§ ASSIGNED TASK:
Write out, word for word, every line from the one where "Transcribe this image's" occurs to the final line of the entries, and nothing beyond them.

§ RECORD EXTRACTS:

.....

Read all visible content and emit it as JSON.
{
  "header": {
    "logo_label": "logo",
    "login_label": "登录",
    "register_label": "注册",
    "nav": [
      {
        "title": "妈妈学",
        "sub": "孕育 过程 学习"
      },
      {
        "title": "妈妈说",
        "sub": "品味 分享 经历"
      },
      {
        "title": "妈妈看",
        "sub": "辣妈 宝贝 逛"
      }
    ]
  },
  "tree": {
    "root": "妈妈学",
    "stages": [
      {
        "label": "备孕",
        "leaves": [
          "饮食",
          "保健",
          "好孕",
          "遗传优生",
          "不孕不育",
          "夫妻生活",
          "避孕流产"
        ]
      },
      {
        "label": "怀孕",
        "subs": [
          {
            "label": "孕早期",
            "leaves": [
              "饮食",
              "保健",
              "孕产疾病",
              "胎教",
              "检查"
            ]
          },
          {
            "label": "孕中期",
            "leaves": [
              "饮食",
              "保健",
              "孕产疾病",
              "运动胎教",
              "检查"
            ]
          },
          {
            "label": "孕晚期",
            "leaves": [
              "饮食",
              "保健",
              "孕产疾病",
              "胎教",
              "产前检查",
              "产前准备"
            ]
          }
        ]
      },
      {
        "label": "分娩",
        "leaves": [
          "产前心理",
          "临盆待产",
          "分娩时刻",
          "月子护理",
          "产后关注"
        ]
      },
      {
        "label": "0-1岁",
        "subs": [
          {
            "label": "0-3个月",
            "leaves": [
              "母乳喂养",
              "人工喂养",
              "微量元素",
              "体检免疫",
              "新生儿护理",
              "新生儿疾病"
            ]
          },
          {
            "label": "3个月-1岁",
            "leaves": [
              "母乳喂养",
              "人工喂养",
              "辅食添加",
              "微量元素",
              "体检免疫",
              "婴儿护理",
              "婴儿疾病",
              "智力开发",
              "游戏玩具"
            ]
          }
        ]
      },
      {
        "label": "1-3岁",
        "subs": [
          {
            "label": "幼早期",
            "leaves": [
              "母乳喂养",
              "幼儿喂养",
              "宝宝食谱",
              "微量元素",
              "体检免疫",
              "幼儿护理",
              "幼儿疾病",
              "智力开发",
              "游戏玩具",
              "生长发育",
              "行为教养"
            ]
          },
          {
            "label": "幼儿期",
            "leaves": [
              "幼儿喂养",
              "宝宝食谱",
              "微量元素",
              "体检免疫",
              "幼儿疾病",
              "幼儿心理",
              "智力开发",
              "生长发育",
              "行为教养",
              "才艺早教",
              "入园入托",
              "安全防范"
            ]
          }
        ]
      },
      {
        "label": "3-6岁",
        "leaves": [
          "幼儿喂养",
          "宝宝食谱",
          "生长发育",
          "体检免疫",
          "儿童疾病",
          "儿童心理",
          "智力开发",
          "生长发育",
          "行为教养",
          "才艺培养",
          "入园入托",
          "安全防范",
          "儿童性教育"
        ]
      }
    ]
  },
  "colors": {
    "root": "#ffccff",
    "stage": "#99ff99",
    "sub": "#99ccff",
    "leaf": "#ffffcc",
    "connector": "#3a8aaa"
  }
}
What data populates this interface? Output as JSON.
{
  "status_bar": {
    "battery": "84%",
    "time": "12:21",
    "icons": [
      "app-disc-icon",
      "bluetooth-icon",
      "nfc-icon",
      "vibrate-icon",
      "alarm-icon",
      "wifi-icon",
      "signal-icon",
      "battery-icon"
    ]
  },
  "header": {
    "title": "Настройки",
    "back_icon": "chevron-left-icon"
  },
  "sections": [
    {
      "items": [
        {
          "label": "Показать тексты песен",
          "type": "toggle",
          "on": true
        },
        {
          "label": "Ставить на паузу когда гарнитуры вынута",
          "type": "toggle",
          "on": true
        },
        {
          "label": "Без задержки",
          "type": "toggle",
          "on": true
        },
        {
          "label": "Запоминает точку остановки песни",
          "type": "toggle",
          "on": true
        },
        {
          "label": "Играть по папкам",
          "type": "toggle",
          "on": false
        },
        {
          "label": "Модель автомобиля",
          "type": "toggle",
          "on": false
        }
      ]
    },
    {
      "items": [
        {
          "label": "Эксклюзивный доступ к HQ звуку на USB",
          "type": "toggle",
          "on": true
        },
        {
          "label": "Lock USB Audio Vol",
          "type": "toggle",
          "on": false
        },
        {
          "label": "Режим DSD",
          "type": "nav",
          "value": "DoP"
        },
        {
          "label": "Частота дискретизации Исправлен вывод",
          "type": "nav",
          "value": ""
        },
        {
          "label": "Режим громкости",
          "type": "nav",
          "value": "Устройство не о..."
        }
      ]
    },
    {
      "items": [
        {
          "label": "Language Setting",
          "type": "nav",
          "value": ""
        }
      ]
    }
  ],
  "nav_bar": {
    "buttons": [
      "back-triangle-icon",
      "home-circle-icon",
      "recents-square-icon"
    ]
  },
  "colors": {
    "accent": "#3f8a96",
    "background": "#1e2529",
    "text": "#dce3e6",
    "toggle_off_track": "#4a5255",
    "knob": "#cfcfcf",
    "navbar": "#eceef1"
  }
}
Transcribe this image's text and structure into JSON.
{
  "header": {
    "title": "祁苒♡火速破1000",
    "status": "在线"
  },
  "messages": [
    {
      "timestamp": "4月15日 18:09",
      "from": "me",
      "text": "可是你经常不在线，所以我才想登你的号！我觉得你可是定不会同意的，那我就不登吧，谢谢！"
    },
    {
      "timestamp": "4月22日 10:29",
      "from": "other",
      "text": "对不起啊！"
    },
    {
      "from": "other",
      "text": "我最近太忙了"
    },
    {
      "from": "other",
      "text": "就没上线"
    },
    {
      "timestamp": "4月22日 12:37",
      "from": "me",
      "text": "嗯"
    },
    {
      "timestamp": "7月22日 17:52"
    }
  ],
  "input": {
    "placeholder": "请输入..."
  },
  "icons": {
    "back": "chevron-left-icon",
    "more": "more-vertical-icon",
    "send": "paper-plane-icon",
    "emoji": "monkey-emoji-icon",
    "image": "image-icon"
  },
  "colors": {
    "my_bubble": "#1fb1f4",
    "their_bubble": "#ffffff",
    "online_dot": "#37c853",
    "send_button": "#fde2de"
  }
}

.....

§ FINISHED EXERCISE:
Transcribe this image's text and structure into JSON.
{
  "header": {
    "title": "祁苒♡火速破1000",
    "status": "在线"
  },
  "messages": [
    {
      "timestamp": "4月15日 18:09",
      "from": "me",
      "text": "可是你经常不在线，所以我才想登你的号！我觉得你可是定不会同意的，那我就不登吧，谢谢！"
    },
    {
      "timestamp": "4月22日 10:29",
      "from": "other",
      "text": "对不起啊！"
    },
    {
      "from": "other",
      "text": "我最近太忙了"
    },
    {
      "from": "other",
      "text": "就没上线"
    },
    {
      "timestamp": "4月22日 12:37",
      "from": "me",
      "text": "嗯"
    },
    {
      "timestamp": "7月22日 17:52"
    }
  ],
  "input": {
    "placeholder": "请输入..."
  },
  "icons": {
    "back": "chevron-left-icon",
    "more": "more-vertical-icon",
    "send": "paper-plane-icon",
    "emoji": "monkey-emoji-icon",
    "image": "image-icon"
  },
  "colors": {
    "my_bubble": "#1fb1f4",
    "their_bubble": "#ffffff",
    "online_dot": "#37c853",
    "send_button": "#fde2de"
  }
}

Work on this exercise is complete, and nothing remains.